Digging into each of these in more detail:

1. The power lies within the consumer.

Unlike the old days, consumers were locked into 1-year membership contracts meaning consumer income was much more predictable. Now however, due to “accessibility” being a big pillar of boutique fitness, boutiques are pushed more towards a pay and play model. Due to this, boutique fitness studios must ensure their quality of product, community and customer service is on point. If any of these three points are lacking, consumers simply will not want to return and spend money with you.

Question points:

  • What are you doing to ensure your consumers are happy?
  • How often are you listening to your customers? Note, reading their comments on social media is not enough. Face to face is important as is surveying the regulars.
  • How engaged are your customers? Do they really care? Do you know these customers on a first name basis? And do they feel comfortable enough to give you negative feedback as well as positive.

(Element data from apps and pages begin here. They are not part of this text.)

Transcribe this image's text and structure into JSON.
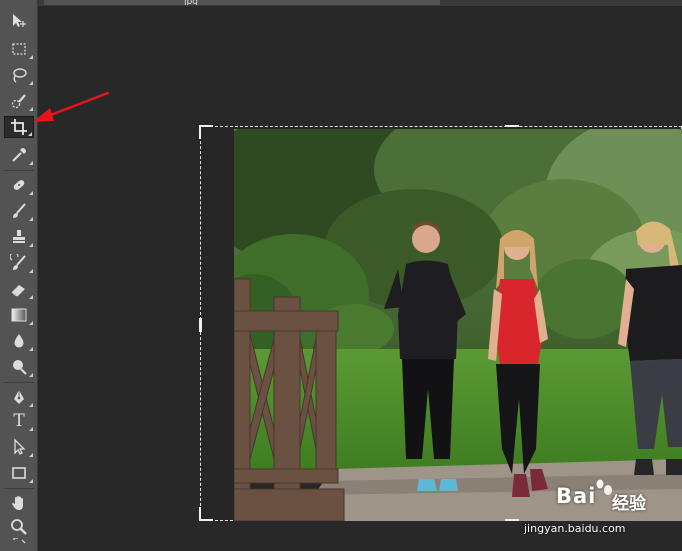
{
  "document_tab": {
    "title": "jpg"
  },
  "toolbar": {
    "tools": [
      {
        "name": "move-tool-icon"
      },
      {
        "name": "rectangular-marquee-tool-icon"
      },
      {
        "name": "lasso-tool-icon"
      },
      {
        "name": "quick-selection-tool-icon"
      },
      {
        "name": "crop-tool-icon",
        "active": true
      },
      {
        "name": "eyedropper-tool-icon"
      },
      {
        "name": "healing-brush-tool-icon"
      },
      {
        "name": "brush-tool-icon"
      },
      {
        "name": "clone-stamp-tool-icon"
      },
      {
        "name": "history-brush-tool-icon"
      },
      {
        "name": "eraser-tool-icon"
      },
      {
        "name": "gradient-tool-icon"
      },
      {
        "name": "blur-tool-icon"
      },
      {
        "name": "dodge-tool-icon"
      },
      {
        "name": "pen-tool-icon"
      },
      {
        "name": "type-tool-icon",
        "glyph": "T"
      },
      {
        "name": "path-selection-tool-icon"
      },
      {
        "name": "rectangle-tool-icon"
      },
      {
        "name": "hand-tool-icon"
      },
      {
        "name": "zoom-tool-icon"
      }
    ]
  },
  "annotation": {
    "arrow_color": "#e8141a"
  },
  "watermark": {
    "brand": "Bai",
    "brand_cn": "经验",
    "url": "jingyan.baidu.com"
  },
  "colors": {
    "toolbar_bg": "#535353",
    "canvas_bg": "#282828",
    "grass": "#4f8a2c",
    "shirt_red": "#d9262c"
  }
}
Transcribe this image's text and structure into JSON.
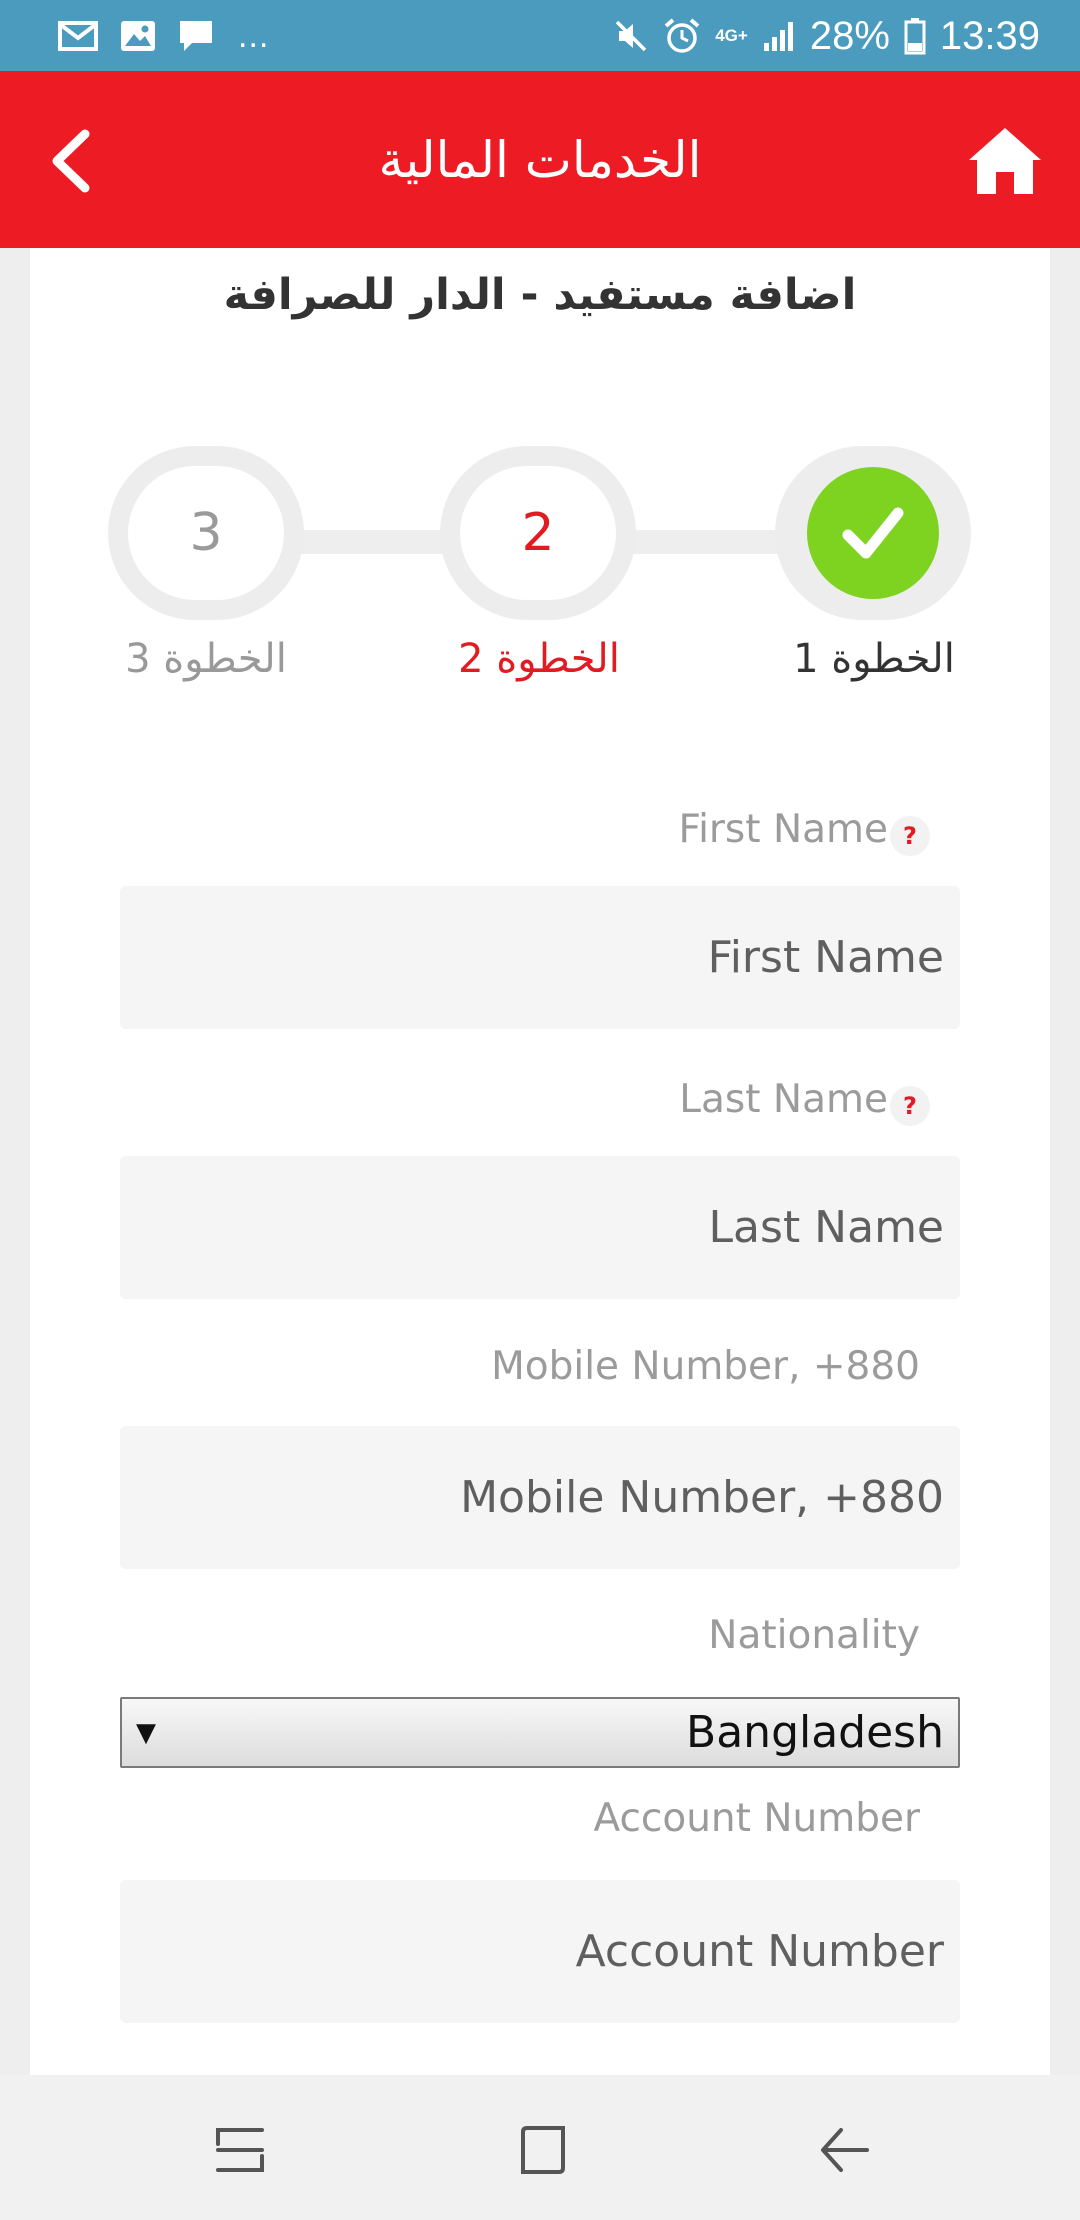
{
  "status_bar": {
    "battery_text": "28%",
    "time": "13:39",
    "network": "4G+",
    "more": "..."
  },
  "app_bar": {
    "title": "الخدمات المالية"
  },
  "page": {
    "title": "اضافة مستفيد - الدار للصرافة"
  },
  "stepper": {
    "steps": [
      {
        "number": "1",
        "label": "الخطوة 1",
        "state": "done"
      },
      {
        "number": "2",
        "label": "الخطوة 2",
        "state": "active"
      },
      {
        "number": "3",
        "label": "الخطوة 3",
        "state": "pending"
      }
    ]
  },
  "form": {
    "first_name": {
      "label": "First Name",
      "placeholder": "First Name",
      "value": ""
    },
    "last_name": {
      "label": "Last Name",
      "placeholder": "Last Name",
      "value": ""
    },
    "mobile": {
      "label": "Mobile Number, +880",
      "placeholder": "Mobile Number, +880",
      "value": ""
    },
    "nationality": {
      "label": "Nationality",
      "selected": "Bangladesh",
      "arrow": "▼"
    },
    "account_number": {
      "label": "Account Number",
      "placeholder": "Account Number",
      "value": ""
    },
    "help_glyph": "?"
  },
  "colors": {
    "status_bar": "#4a9bbd",
    "app_bar": "#ed1c24",
    "step_done": "#7ed321",
    "step_active": "#e01b22"
  },
  "icons": {
    "back": "chevron-left-icon",
    "home": "home-icon",
    "step_done": "check-icon",
    "nav_recent": "recent-apps-icon",
    "nav_home": "nav-home-icon",
    "nav_back": "nav-back-icon"
  }
}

2. Product is king.

The beauty of boutique fitness is that it’s the specialist in its field. It’s the best of the best and product is not diluted with other distractions. Think about the restaurant industry – steak houses, pizza places or an old-fashioned English chippy do NOT deviate from the product they are trying to deliver on. Likewise, a boutique fitness studio must pick a discipline and commit to being the best at it.

Questions points:

  • Have you fallen into a commercial trap of becoming a one-stop shop?
  • Do your instructors have too much to think about? Would it be easier if you stripped the product back and have them focus on one thing?
  • Are your different concepts competing against each other? Does your brand message stay clear and concise or does it become confused?

3. Fitness isn’t life. Living is…

As much as you think they are, your customers are not solely fitness fanatics and, while our life revolves around fitness, theirs does not. An important part of marketing a fitness studio is to be diverse and find out what your customers really want to hear about. To become a part of someone’s everyday life, brands must act like a “lifestyle” brand over a “fitness” brand. Don’t be afraid to delve into new waters. There’s nothing wrong with firing out a blog post that no one wants to read – just make sure you learn from it. Keep an eye on your social engagement levels and your email open and CTR rates. You’ll soon find out what gets your customers excited. Use this as ammo to get their attention!

Question points:

  • Do you struggle to think of new content ideas for your studio? If so, how could you turn your content strategy on its head and talk about something different?
  • What do your customers like reading about? Have you done any research to find this out?
  • What are your content outputs? Are you measuring the success of the content you’re putting out?

By Lewis Parkinson, Owner, Fuel Works